◆ **ASSIGNMENT**
Set down the records that follow in full and without changes.
****************
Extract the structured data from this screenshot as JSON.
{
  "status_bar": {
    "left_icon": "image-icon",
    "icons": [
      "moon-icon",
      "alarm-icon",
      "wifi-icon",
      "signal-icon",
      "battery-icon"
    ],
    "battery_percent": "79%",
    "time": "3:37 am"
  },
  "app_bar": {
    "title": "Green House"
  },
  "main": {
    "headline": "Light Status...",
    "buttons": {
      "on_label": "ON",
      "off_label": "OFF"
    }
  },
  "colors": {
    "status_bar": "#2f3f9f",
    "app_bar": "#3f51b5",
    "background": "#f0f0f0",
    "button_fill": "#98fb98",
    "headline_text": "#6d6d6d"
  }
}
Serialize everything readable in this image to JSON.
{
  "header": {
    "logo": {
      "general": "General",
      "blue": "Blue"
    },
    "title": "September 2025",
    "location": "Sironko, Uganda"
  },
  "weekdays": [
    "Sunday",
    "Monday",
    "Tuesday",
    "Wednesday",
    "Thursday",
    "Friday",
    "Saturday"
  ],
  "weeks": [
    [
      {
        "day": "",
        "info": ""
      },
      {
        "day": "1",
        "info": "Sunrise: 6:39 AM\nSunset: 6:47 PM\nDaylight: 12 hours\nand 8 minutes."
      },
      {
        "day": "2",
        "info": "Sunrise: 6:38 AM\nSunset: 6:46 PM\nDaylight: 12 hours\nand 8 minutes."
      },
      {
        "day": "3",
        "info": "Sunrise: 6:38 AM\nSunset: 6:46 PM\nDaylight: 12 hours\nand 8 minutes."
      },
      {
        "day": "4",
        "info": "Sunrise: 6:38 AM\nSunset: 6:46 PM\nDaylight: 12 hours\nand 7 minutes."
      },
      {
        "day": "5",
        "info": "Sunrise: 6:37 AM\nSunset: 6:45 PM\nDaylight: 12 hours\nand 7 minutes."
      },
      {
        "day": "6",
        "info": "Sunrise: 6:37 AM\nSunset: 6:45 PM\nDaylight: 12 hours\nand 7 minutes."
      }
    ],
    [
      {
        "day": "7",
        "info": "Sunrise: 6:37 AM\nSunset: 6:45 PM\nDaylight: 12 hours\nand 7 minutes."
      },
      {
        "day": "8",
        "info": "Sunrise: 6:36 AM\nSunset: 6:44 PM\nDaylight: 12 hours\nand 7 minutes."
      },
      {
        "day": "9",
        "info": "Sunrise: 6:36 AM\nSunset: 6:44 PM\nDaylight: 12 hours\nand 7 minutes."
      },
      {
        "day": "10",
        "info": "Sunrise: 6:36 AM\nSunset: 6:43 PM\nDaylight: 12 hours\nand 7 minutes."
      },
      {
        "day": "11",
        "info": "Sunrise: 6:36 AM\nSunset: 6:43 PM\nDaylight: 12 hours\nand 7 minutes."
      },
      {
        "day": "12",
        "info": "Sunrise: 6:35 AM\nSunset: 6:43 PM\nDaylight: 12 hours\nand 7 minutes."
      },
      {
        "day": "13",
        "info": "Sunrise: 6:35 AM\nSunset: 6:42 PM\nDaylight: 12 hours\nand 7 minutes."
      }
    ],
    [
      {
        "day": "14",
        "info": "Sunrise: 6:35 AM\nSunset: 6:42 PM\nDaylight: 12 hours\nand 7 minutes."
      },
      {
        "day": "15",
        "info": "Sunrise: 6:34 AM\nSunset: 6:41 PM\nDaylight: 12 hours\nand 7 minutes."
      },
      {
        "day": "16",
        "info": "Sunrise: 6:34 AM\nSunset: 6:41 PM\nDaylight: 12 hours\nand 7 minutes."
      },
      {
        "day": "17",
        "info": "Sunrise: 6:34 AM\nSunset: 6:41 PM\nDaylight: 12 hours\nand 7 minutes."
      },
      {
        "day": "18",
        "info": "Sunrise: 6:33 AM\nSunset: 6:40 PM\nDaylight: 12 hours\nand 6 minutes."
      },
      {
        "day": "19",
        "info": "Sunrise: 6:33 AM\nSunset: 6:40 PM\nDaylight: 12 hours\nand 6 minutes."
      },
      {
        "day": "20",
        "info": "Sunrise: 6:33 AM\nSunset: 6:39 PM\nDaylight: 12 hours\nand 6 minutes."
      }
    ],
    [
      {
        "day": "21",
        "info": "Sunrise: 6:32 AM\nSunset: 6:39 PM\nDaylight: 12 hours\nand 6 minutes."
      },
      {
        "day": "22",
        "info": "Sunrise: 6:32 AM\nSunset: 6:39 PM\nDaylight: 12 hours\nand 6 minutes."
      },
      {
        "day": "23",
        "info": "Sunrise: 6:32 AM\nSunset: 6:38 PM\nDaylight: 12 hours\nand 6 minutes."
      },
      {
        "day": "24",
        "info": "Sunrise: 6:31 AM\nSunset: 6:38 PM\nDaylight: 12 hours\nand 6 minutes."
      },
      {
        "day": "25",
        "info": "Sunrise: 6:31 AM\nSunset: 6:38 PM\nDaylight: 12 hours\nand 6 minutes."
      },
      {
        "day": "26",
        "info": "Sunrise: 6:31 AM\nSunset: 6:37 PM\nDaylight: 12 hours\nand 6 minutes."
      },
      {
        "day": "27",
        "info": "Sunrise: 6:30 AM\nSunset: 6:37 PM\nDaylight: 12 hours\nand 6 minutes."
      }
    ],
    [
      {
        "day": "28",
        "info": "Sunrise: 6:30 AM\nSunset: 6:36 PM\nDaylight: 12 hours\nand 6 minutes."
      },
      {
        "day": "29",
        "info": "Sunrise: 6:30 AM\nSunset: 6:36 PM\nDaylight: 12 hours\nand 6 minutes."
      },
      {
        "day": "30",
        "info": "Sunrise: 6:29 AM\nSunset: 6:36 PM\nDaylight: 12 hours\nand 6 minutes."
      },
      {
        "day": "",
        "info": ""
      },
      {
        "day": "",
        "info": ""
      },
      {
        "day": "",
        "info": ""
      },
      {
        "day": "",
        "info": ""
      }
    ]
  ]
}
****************
◆ **SOLUTION TO THIS EXERCISE**
Extract the structured data from this screenshot as JSON.
{
  "status_bar": {
    "left_icon": "image-icon",
    "icons": [
      "moon-icon",
      "alarm-icon",
      "wifi-icon",
      "signal-icon",
      "battery-icon"
    ],
    "battery_percent": "79%",
    "time": "3:37 am"
  },
  "app_bar": {
    "title": "Green House"
  },
  "main": {
    "headline": "Light Status...",
    "buttons": {
      "on_label": "ON",
      "off_label": "OFF"
    }
  },
  "colors": {
    "status_bar": "#2f3f9f",
    "app_bar": "#3f51b5",
    "background": "#f0f0f0",
    "button_fill": "#98fb98",
    "headline_text": "#6d6d6d"
  }
}
Serialize everything readable in this image to JSON.
{
  "header": {
    "logo": {
      "general": "General",
      "blue": "Blue"
    },
    "title": "September 2025",
    "location": "Sironko, Uganda"
  },
  "weekdays": [
    "Sunday",
    "Monday",
    "Tuesday",
    "Wednesday",
    "Thursday",
    "Friday",
    "Saturday"
  ],
  "weeks": [
    [
      {
        "day": "",
        "info": ""
      },
      {
        "day": "1",
        "info": "Sunrise: 6:39 AM\nSunset: 6:47 PM\nDaylight: 12 hours\nand 8 minutes."
      },
      {
        "day": "2",
        "info": "Sunrise: 6:38 AM\nSunset: 6:46 PM\nDaylight: 12 hours\nand 8 minutes."
      },
      {
        "day": "3",
        "info": "Sunrise: 6:38 AM\nSunset: 6:46 PM\nDaylight: 12 hours\nand 8 minutes."
      },
      {
        "day": "4",
        "info": "Sunrise: 6:38 AM\nSunset: 6:46 PM\nDaylight: 12 hours\nand 7 minutes."
      },
      {
        "day": "5",
        "info": "Sunrise: 6:37 AM\nSunset: 6:45 PM\nDaylight: 12 hours\nand 7 minutes."
      },
      {
        "day": "6",
        "info": "Sunrise: 6:37 AM\nSunset: 6:45 PM\nDaylight: 12 hours\nand 7 minutes."
      }
    ],
    [
      {
        "day": "7",
        "info": "Sunrise: 6:37 AM\nSunset: 6:45 PM\nDaylight: 12 hours\nand 7 minutes."
      },
      {
        "day": "8",
        "info": "Sunrise: 6:36 AM\nSunset: 6:44 PM\nDaylight: 12 hours\nand 7 minutes."
      },
      {
        "day": "9",
        "info": "Sunrise: 6:36 AM\nSunset: 6:44 PM\nDaylight: 12 hours\nand 7 minutes."
      },
      {
        "day": "10",
        "info": "Sunrise: 6:36 AM\nSunset: 6:43 PM\nDaylight: 12 hours\nand 7 minutes."
      },
      {
        "day": "11",
        "info": "Sunrise: 6:36 AM\nSunset: 6:43 PM\nDaylight: 12 hours\nand 7 minutes."
      },
      {
        "day": "12",
        "info": "Sunrise: 6:35 AM\nSunset: 6:43 PM\nDaylight: 12 hours\nand 7 minutes."
      },
      {
        "day": "13",
        "info": "Sunrise: 6:35 AM\nSunset: 6:42 PM\nDaylight: 12 hours\nand 7 minutes."
      }
    ],
    [
      {
        "day": "14",
        "info": "Sunrise: 6:35 AM\nSunset: 6:42 PM\nDaylight: 12 hours\nand 7 minutes."
      },
      {
        "day": "15",
        "info": "Sunrise: 6:34 AM\nSunset: 6:41 PM\nDaylight: 12 hours\nand 7 minutes."
      },
      {
        "day": "16",
        "info": "Sunrise: 6:34 AM\nSunset: 6:41 PM\nDaylight: 12 hours\nand 7 minutes."
      },
      {
        "day": "17",
        "info": "Sunrise: 6:34 AM\nSunset: 6:41 PM\nDaylight: 12 hours\nand 7 minutes."
      },
      {
        "day": "18",
        "info": "Sunrise: 6:33 AM\nSunset: 6:40 PM\nDaylight: 12 hours\nand 6 minutes."
      },
      {
        "day": "19",
        "info": "Sunrise: 6:33 AM\nSunset: 6:40 PM\nDaylight: 12 hours\nand 6 minutes."
      },
      {
        "day": "20",
        "info": "Sunrise: 6:33 AM\nSunset: 6:39 PM\nDaylight: 12 hours\nand 6 minutes."
      }
    ],
    [
      {
        "day": "21",
        "info": "Sunrise: 6:32 AM\nSunset: 6:39 PM\nDaylight: 12 hours\nand 6 minutes."
      },
      {
        "day": "22",
        "info": "Sunrise: 6:32 AM\nSunset: 6:39 PM\nDaylight: 12 hours\nand 6 minutes."
      },
      {
        "day": "23",
        "info": "Sunrise: 6:32 AM\nSunset: 6:38 PM\nDaylight: 12 hours\nand 6 minutes."
      },
      {
        "day": "24",
        "info": "Sunrise: 6:31 AM\nSunset: 6:38 PM\nDaylight: 12 hours\nand 6 minutes."
      },
      {
        "day": "25",
        "info": "Sunrise: 6:31 AM\nSunset: 6:38 PM\nDaylight: 12 hours\nand 6 minutes."
      },
      {
        "day": "26",
        "info": "Sunrise: 6:31 AM\nSunset: 6:37 PM\nDaylight: 12 hours\nand 6 minutes."
      },
      {
        "day": "27",
        "info": "Sunrise: 6:30 AM\nSunset: 6:37 PM\nDaylight: 12 hours\nand 6 minutes."
      }
    ],
    [
      {
        "day": "28",
        "info": "Sunrise: 6:30 AM\nSunset: 6:36 PM\nDaylight: 12 hours\nand 6 minutes."
      },
      {
        "day": "29",
        "info": "Sunrise: 6:30 AM\nSunset: 6:36 PM\nDaylight: 12 hours\nand 6 minutes."
      },
      {
        "day": "30",
        "info": "Sunrise: 6:29 AM\nSunset: 6:36 PM\nDaylight: 12 hours\nand 6 minutes."
      },
      {
        "day": "",
        "info": ""
      },
      {
        "day": "",
        "info": ""
      },
      {
        "day": "",
        "info": ""
      },
      {
        "day": "",
        "info": ""
      }
    ]
  ]
}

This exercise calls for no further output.